  2. I think you need to seperate out the photo printing businesses from the sharing businesses as revenue is derived differently. It is very difficult to compare apples to oranges.

    As a disclaimer, I was the original product manager at MyPhotoAlbum.com and the reason we went for the non-printing market originally was that everyone was focused there years ago. The beautiful part of the Internet is that you can share anything – so why not share your photos? Printing just adds another layer of complexity and logistics and is easy to outsource.

  3. Former Reader

    The quality of reporting on this site has come way down in the rush to crank out content and sensationalize it.

    Please do some thinking, some fact checking, and some editing.

    By the way, where is Photobucket on the quiz list?

  4. I’ll ask Om about the multi-choice questionnaires! We know Facebook is not purely photo-sharing, and ShoZu is more of an enabling tool…but to me those distinctions make them appealing. Andy — you work for ShoZu/Cognima, right? Are you saying y’all aren’t interested in being acquired?

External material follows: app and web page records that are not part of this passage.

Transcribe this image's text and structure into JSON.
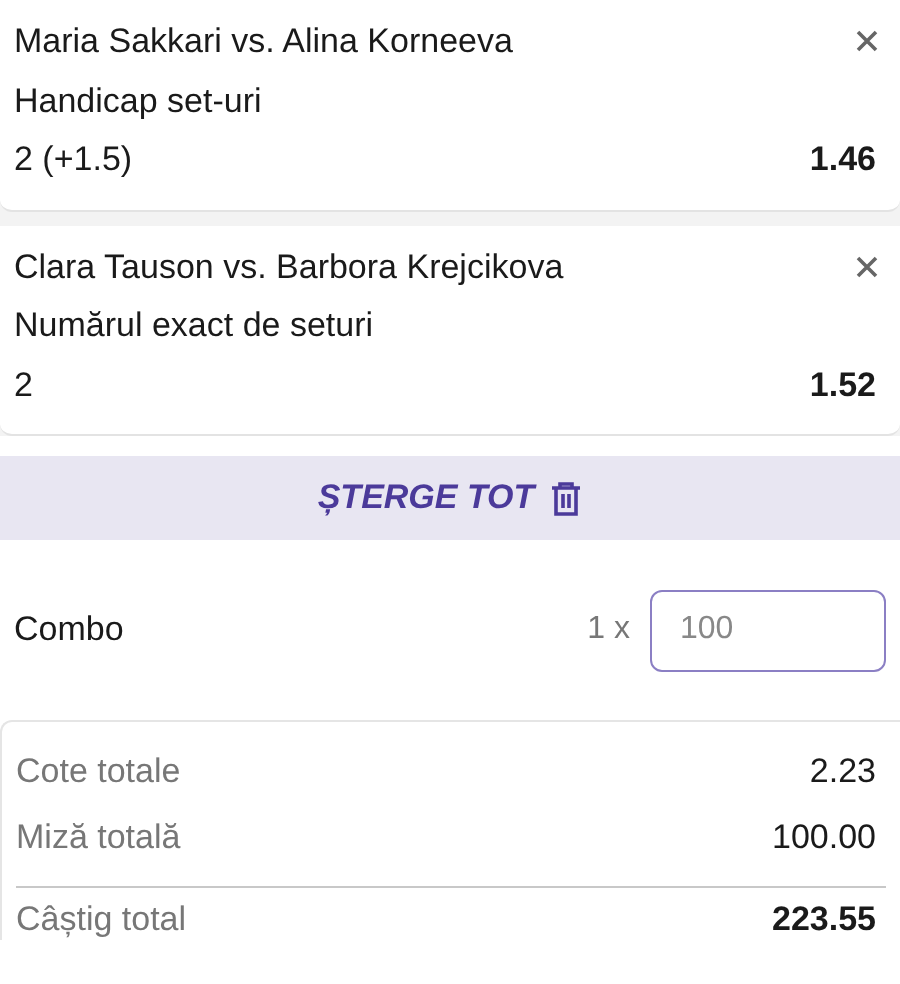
{
  "bets": [
    {
      "match": "Maria Sakkari vs. Alina Korneeva",
      "market": "Handicap set-uri",
      "selection": "2 (+1.5)",
      "odds": "1.46"
    },
    {
      "match": "Clara Tauson vs. Barbora Krejcikova",
      "market": "Numărul exact de seturi",
      "selection": "2",
      "odds": "1.52"
    }
  ],
  "clear_all": {
    "label": "ȘTERGE TOT"
  },
  "combo": {
    "label": "Combo",
    "multiplier": "1 x",
    "stake_placeholder": "100"
  },
  "summary": [
    {
      "label": "Cote totale",
      "value": "2.23",
      "kind": "plain"
    },
    {
      "label": "Miză totală",
      "value": "100.00",
      "kind": "plain"
    },
    {
      "label": "Câștig total",
      "value": "223.55",
      "kind": "total"
    }
  ]
}
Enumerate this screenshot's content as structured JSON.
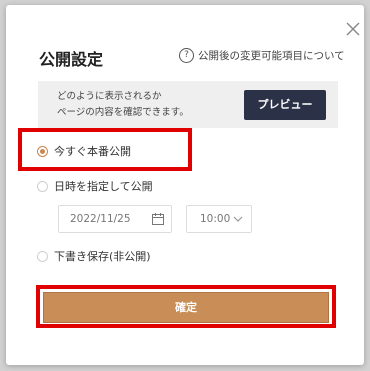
{
  "dialog": {
    "title": "公開設定",
    "help_link": "公開後の変更可能項目について",
    "info": {
      "line1": "どのように表示されるか",
      "line2": "ページの内容を確認できます。",
      "preview_button": "プレビュー"
    },
    "options": [
      {
        "label": "今すぐ本番公開",
        "checked": true
      },
      {
        "label": "日時を指定して公開",
        "checked": false
      },
      {
        "label": "下書き保存(非公開)",
        "checked": false
      }
    ],
    "date_value": "2022/11/25",
    "time_value": "10:00",
    "confirm_button": "確定"
  },
  "colors": {
    "accent": "#c98e57",
    "preview_button": "#2b3147",
    "highlight": "#e00000"
  },
  "icons": {
    "close": "close-icon",
    "help": "question-circle-icon",
    "calendar": "calendar-icon",
    "chevron": "chevron-down-icon"
  }
}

  5. ShoZu doesn’t really fit here – it’s not a web site for sharing photos & videos, it’s a gateway between the phone and web sites like the ones mentioned above (including Flickr, YouTube, Webshots, Kodak EasyShare Gallery, Buzznet, Textamerica…).

  6. Snapfish was also sold and bought twice.

    All in all, I think it is wrong to say that the photo printing sites were bad purchases, but it may be true that they are not evolving fast enough for new tastes. Let’s not forget the middle of the country, where sites like Ofoto, Shutterfly and Snapfish fit the bill moreso than Web 2.0 sites.

    I think the bigger question is not who is going to be acquired, but who is the next Zing or PhotoPoint.

    Disclosure: worked at Ofoto, and prior on EK.

  7. Snapfish was also sold and bought twice.

    All in all, I think it is wrong to say that the photo printing sites were bad purchases, but it may be true that they are not evolving fast enough for new tastes. Let’s not forget the middle of the country, where sites like Ofoto, Shutterfly and Snapfish are all that’s necessary.

    I think the bigger question is not who is going to be acquired, but who is the next Zing or PhotoPoint.

    Disclosure: worked at Ofoto, and prior on EK.

  8. You are mixing apples and oranges: photo hosting/sharing, photo printing, mobile phone photo applications, photo aggregation, social networks with photo sharing features,…
    And therefore you would need a multi-choice questionnaire to name favorites.

  9. “Photo-printing may be a big business, but there is too much competition to make much money off it.” – The Kodak’s and HP’s struggle to make money from photo printing because they all follow the same traditional model. Look at http://FotoInsight.de for a profitable (European) photo processing and printing business. Its a company that constantly pushes new gifts and improved photobooks.